Problem statement> Return the complete listing that follows, with each line reproduced exactly.

Supplied data>

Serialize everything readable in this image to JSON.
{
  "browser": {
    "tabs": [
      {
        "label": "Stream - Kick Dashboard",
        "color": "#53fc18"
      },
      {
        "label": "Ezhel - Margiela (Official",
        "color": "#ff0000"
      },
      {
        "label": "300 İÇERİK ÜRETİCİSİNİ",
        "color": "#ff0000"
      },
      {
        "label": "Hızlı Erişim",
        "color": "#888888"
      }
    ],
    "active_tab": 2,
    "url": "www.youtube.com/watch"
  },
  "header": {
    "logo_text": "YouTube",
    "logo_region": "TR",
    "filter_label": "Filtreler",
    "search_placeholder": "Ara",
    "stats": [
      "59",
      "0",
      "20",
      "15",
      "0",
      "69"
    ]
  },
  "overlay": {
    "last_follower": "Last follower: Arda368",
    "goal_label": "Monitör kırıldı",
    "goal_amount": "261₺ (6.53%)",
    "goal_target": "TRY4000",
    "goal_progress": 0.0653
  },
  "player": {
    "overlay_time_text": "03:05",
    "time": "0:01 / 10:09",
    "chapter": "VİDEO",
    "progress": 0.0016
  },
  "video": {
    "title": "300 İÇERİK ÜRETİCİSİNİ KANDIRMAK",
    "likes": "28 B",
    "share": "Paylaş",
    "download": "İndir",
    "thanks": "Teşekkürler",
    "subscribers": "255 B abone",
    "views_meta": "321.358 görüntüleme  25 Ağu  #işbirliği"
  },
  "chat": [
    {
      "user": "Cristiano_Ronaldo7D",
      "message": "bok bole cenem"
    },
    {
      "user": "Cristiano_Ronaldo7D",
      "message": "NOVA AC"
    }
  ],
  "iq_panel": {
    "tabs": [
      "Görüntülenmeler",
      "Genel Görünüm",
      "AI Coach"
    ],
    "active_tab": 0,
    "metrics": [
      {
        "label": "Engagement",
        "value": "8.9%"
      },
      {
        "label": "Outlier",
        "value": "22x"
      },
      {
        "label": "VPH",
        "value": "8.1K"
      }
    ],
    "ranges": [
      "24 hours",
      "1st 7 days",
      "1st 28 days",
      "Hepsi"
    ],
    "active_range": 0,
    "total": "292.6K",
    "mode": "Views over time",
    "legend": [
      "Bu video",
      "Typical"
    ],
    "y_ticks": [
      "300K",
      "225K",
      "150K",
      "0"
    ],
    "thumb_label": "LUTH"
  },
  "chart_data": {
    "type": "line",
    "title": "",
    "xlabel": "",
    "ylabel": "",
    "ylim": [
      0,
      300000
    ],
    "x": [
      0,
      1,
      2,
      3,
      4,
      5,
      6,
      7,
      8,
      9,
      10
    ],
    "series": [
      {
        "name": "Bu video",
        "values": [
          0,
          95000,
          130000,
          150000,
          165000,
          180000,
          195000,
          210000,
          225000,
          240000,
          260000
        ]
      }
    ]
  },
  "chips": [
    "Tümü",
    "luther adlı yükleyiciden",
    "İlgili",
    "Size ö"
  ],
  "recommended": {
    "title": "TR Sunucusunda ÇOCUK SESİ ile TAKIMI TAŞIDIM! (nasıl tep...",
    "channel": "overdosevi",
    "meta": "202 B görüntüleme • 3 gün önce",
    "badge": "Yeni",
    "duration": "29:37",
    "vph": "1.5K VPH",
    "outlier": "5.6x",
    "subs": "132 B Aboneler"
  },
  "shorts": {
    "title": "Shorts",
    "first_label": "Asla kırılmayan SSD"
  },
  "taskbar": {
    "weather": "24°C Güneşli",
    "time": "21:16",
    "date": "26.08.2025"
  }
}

Solution to the exercise>
Serialize everything readable in this image to JSON.
{
  "browser": {
    "tabs": [
      {
        "label": "Stream - Kick Dashboard",
        "color": "#53fc18"
      },
      {
        "label": "Ezhel - Margiela (Official",
        "color": "#ff0000"
      },
      {
        "label": "300 İÇERİK ÜRETİCİSİNİ",
        "color": "#ff0000"
      },
      {
        "label": "Hızlı Erişim",
        "color": "#888888"
      }
    ],
    "active_tab": 2,
    "url": "www.youtube.com/watch"
  },
  "header": {
    "logo_text": "YouTube",
    "logo_region": "TR",
    "filter_label": "Filtreler",
    "search_placeholder": "Ara",
    "stats": [
      "59",
      "0",
      "20",
      "15",
      "0",
      "69"
    ]
  },
  "overlay": {
    "last_follower": "Last follower: Arda368",
    "goal_label": "Monitör kırıldı",
    "goal_amount": "261₺ (6.53%)",
    "goal_target": "TRY4000",
    "goal_progress": 0.0653
  },
  "player": {
    "overlay_time_text": "03:05",
    "time": "0:01 / 10:09",
    "chapter": "VİDEO",
    "progress": 0.0016
  },
  "video": {
    "title": "300 İÇERİK ÜRETİCİSİNİ KANDIRMAK",
    "likes": "28 B",
    "share": "Paylaş",
    "download": "İndir",
    "thanks": "Teşekkürler",
    "subscribers": "255 B abone",
    "views_meta": "321.358 görüntüleme  25 Ağu  #işbirliği"
  },
  "chat": [
    {
      "user": "Cristiano_Ronaldo7D",
      "message": "bok bole cenem"
    },
    {
      "user": "Cristiano_Ronaldo7D",
      "message": "NOVA AC"
    }
  ],
  "iq_panel": {
    "tabs": [
      "Görüntülenmeler",
      "Genel Görünüm",
      "AI Coach"
    ],
    "active_tab": 0,
    "metrics": [
      {
        "label": "Engagement",
        "value": "8.9%"
      },
      {
        "label": "Outlier",
        "value": "22x"
      },
      {
        "label": "VPH",
        "value": "8.1K"
      }
    ],
    "ranges": [
      "24 hours",
      "1st 7 days",
      "1st 28 days",
      "Hepsi"
    ],
    "active_range": 0,
    "total": "292.6K",
    "mode": "Views over time",
    "legend": [
      "Bu video",
      "Typical"
    ],
    "y_ticks": [
      "300K",
      "225K",
      "150K",
      "0"
    ],
    "thumb_label": "LUTH"
  },
  "chart_data": {
    "type": "line",
    "title": "",
    "xlabel": "",
    "ylabel": "",
    "ylim": [
      0,
      300000
    ],
    "x": [
      0,
      1,
      2,
      3,
      4,
      5,
      6,
      7,
      8,
      9,
      10
    ],
    "series": [
      {
        "name": "Bu video",
        "values": [
          0,
          95000,
          130000,
          150000,
          165000,
          180000,
          195000,
          210000,
          225000,
          240000,
          260000
        ]
      }
    ]
  },
  "chips": [
    "Tümü",
    "luther adlı yükleyiciden",
    "İlgili",
    "Size ö"
  ],
  "recommended": {
    "title": "TR Sunucusunda ÇOCUK SESİ ile TAKIMI TAŞIDIM! (nasıl tep...",
    "channel": "overdosevi",
    "meta": "202 B görüntüleme • 3 gün önce",
    "badge": "Yeni",
    "duration": "29:37",
    "vph": "1.5K VPH",
    "outlier": "5.6x",
    "subs": "132 B Aboneler"
  },
  "shorts": {
    "title": "Shorts",
    "first_label": "Asla kırılmayan SSD"
  },
  "taskbar": {
    "weather": "24°C Güneşli",
    "time": "21:16",
    "date": "26.08.2025"
  }
}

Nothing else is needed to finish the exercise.